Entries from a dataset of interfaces
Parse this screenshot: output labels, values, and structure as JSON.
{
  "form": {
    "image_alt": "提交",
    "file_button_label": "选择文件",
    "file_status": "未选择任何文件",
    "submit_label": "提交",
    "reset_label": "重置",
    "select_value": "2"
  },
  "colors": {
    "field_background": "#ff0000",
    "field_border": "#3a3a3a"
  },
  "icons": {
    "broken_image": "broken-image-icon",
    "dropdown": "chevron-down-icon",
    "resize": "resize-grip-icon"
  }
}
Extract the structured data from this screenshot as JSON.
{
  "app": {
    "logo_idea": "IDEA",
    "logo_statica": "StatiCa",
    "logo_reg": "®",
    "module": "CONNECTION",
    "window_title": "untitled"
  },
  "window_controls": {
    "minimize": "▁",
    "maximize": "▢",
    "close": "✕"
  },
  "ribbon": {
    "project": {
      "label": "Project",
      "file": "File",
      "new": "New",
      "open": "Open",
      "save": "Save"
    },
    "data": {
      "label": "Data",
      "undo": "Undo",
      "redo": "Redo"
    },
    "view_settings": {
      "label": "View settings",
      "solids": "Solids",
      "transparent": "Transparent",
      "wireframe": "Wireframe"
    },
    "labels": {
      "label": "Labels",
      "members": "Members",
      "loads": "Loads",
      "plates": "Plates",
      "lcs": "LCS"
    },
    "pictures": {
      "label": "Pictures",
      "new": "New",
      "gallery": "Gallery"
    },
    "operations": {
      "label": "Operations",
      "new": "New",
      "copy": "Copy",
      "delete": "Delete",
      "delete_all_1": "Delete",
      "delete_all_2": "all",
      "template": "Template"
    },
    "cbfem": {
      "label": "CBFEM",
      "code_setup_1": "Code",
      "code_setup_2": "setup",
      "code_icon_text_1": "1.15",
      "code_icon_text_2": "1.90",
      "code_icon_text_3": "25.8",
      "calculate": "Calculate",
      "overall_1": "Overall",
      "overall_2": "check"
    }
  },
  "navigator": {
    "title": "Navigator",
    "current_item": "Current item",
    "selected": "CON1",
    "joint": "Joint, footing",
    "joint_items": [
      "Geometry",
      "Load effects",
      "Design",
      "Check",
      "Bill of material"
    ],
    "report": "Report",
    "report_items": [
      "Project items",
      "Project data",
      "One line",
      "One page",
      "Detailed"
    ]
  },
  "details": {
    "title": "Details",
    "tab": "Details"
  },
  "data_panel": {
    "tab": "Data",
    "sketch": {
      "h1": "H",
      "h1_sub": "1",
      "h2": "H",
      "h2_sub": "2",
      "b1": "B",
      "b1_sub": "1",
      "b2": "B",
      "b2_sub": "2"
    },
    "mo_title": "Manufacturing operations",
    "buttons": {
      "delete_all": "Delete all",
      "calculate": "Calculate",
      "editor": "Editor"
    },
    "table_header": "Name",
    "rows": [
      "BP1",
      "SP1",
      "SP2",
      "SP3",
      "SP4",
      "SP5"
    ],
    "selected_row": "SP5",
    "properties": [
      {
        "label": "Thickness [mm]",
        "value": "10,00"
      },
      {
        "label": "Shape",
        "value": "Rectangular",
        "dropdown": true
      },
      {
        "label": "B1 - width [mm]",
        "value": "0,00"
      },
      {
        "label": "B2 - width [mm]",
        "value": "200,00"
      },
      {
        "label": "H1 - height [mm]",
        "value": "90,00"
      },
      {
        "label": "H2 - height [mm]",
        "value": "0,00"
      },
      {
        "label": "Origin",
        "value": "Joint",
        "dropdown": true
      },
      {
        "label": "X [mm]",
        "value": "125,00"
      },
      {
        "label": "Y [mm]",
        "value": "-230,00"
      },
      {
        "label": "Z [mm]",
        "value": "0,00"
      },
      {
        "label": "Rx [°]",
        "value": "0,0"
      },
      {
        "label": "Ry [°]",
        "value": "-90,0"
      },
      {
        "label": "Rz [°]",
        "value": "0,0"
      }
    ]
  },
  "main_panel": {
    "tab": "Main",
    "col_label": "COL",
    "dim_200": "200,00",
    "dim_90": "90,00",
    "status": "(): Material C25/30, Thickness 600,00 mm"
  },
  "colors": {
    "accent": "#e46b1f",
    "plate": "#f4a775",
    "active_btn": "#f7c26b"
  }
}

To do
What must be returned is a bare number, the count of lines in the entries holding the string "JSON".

Written solution
2